====== Entries shown ======

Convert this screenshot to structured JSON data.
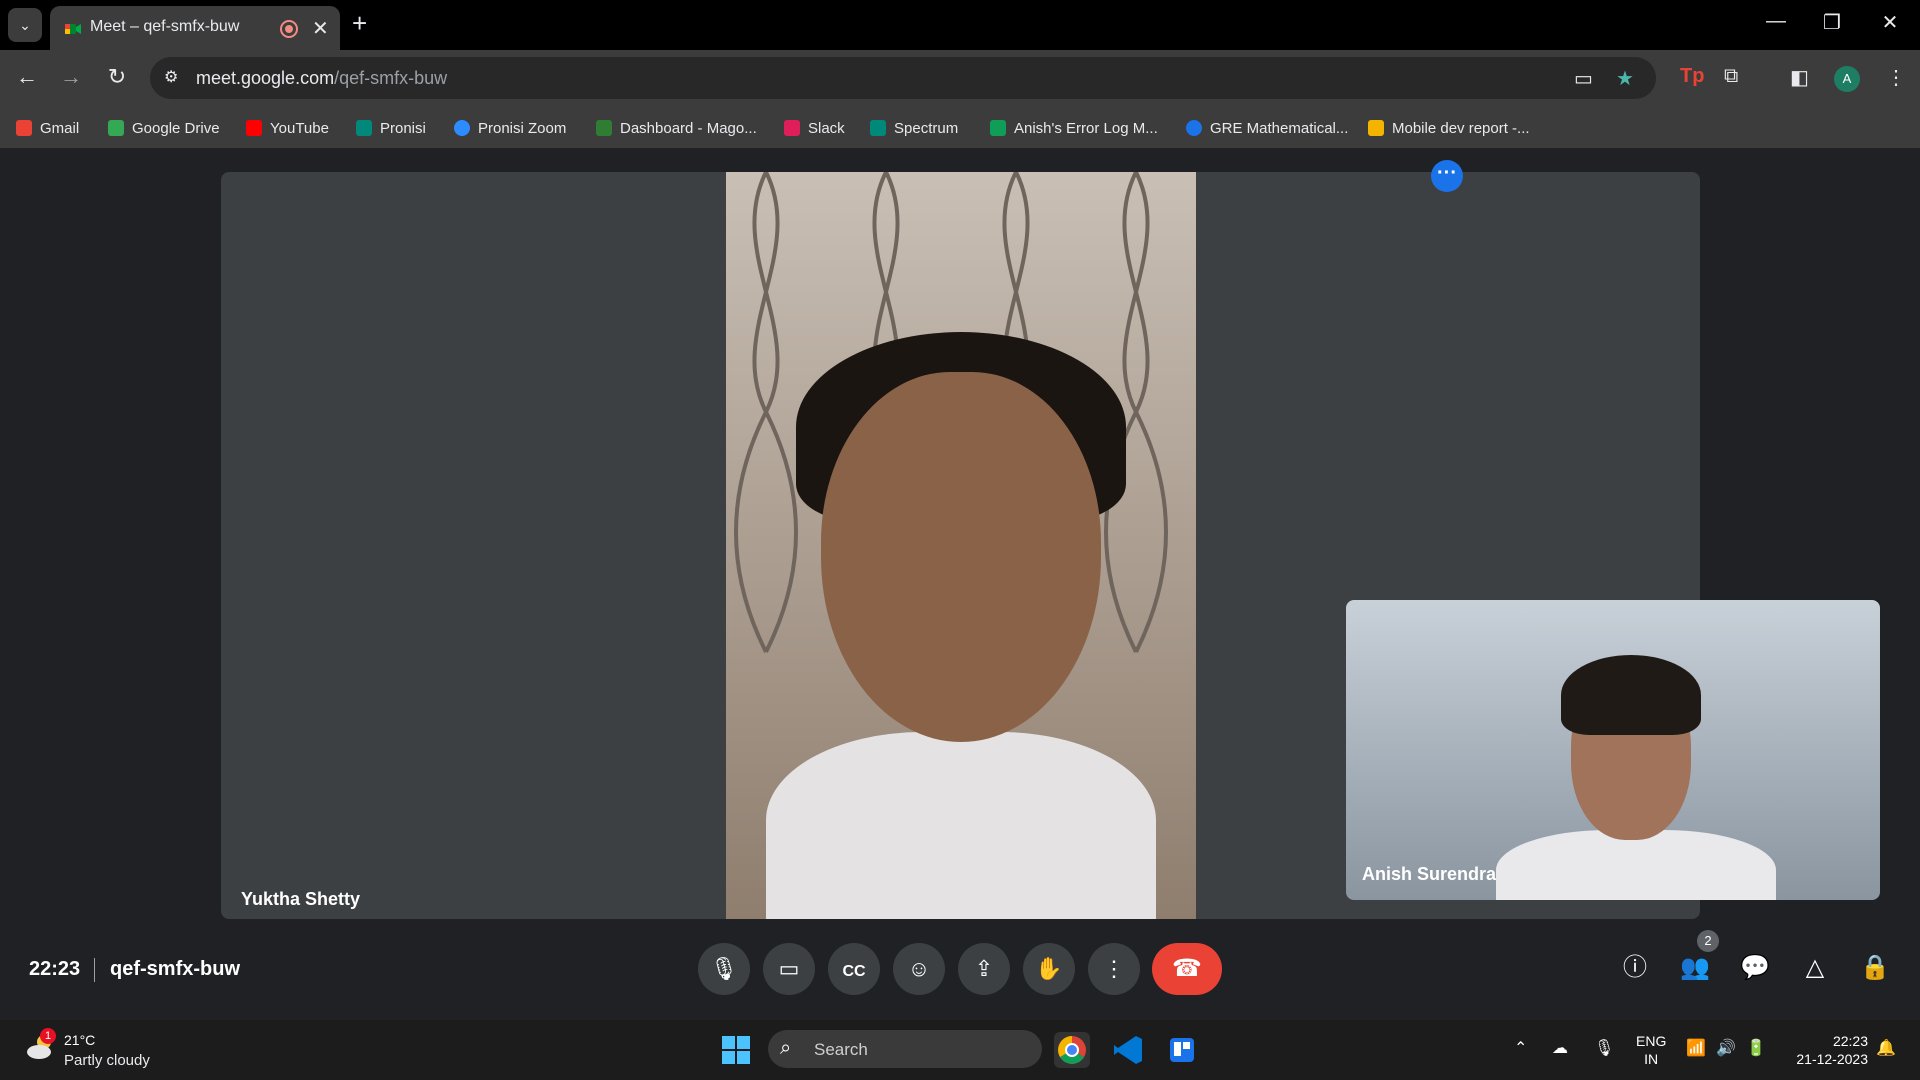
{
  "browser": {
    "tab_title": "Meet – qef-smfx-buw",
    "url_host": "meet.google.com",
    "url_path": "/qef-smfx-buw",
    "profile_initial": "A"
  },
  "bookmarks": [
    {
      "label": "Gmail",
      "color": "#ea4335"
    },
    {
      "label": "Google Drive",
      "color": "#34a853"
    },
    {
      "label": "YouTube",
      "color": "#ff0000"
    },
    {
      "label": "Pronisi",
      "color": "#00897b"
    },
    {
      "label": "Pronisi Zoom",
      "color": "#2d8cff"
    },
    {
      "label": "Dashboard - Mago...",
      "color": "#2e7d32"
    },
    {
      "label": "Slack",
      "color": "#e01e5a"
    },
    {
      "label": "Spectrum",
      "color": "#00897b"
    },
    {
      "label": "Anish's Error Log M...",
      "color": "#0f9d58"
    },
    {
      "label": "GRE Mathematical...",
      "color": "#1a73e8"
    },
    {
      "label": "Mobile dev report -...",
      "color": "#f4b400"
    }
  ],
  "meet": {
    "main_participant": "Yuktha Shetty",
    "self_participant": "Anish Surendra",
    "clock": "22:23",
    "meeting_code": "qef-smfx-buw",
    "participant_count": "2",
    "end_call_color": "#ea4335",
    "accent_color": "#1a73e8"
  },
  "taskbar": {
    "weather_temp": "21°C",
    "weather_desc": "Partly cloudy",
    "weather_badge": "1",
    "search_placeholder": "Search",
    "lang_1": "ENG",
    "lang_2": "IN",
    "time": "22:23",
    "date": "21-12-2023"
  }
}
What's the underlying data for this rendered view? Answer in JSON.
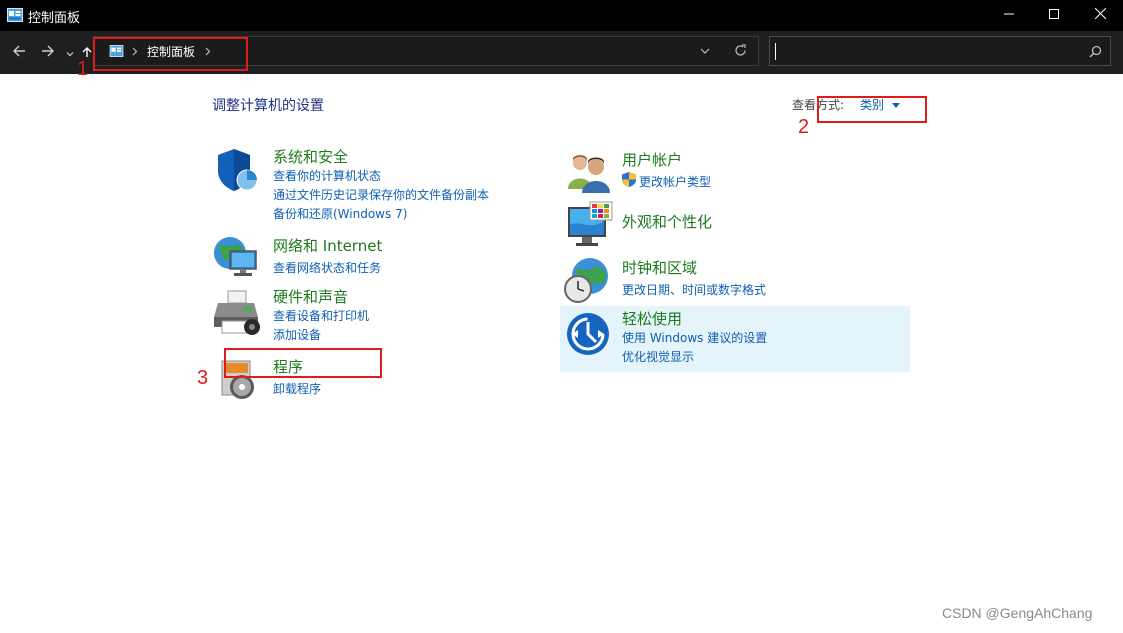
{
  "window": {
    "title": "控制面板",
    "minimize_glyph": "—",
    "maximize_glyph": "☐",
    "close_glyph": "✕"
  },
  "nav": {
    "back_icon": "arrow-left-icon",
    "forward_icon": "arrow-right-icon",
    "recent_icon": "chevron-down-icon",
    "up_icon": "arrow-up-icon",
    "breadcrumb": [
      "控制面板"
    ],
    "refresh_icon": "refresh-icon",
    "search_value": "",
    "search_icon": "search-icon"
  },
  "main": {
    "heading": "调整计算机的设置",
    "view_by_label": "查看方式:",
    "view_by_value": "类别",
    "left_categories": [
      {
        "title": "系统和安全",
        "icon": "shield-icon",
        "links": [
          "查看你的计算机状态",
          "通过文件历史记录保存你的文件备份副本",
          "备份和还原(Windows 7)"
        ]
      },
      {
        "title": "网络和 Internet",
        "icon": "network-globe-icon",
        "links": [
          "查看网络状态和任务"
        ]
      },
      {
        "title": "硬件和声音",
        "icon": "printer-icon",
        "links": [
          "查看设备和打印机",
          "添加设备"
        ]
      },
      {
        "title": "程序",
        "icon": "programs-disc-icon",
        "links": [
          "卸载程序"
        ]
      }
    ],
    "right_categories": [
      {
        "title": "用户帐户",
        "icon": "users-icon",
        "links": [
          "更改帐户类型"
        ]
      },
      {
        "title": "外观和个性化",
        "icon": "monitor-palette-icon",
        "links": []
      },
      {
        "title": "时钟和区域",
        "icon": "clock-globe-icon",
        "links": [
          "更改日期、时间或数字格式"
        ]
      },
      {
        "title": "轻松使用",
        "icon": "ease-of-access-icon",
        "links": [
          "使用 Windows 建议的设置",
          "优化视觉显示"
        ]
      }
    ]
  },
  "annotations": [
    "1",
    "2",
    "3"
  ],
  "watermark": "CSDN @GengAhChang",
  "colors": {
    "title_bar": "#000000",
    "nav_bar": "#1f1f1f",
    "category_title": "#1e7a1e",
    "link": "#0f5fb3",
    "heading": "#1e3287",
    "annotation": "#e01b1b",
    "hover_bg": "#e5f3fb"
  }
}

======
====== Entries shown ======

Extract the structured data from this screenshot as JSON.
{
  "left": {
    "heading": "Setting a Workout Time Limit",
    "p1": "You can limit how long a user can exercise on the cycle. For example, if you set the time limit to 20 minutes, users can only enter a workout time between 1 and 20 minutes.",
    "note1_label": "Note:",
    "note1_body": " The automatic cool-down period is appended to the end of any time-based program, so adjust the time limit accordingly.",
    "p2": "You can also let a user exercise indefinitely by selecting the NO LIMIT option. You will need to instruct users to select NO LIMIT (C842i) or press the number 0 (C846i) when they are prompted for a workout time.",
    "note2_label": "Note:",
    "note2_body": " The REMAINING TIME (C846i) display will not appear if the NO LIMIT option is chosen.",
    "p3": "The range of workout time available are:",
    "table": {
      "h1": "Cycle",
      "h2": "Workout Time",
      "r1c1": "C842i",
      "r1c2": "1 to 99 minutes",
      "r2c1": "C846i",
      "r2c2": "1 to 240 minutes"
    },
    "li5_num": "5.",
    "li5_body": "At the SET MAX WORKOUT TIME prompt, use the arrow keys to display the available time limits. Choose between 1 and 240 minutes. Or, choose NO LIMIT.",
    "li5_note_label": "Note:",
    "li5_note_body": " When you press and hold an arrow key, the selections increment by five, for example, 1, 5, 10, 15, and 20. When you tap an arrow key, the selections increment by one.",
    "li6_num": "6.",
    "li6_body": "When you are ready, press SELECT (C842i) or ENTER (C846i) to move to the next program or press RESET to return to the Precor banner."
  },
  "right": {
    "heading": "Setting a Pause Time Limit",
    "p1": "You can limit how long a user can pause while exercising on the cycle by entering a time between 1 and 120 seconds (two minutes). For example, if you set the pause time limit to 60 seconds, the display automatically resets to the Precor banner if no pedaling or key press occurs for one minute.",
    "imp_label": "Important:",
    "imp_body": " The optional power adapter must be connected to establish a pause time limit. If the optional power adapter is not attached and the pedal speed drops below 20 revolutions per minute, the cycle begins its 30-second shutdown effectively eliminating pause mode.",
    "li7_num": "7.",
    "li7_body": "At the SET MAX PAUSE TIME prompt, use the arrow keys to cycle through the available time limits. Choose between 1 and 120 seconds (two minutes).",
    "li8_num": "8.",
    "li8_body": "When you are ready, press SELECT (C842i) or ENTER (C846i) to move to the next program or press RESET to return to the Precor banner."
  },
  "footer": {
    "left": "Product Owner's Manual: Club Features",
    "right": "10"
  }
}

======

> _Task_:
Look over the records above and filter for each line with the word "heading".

> _Answer space_:
    "heading": "调整计算机的设置",
    "heading": "#1e3287",
    "heading": "Setting a Workout Time Limit",
    "heading": "Setting a Pause Time Limit",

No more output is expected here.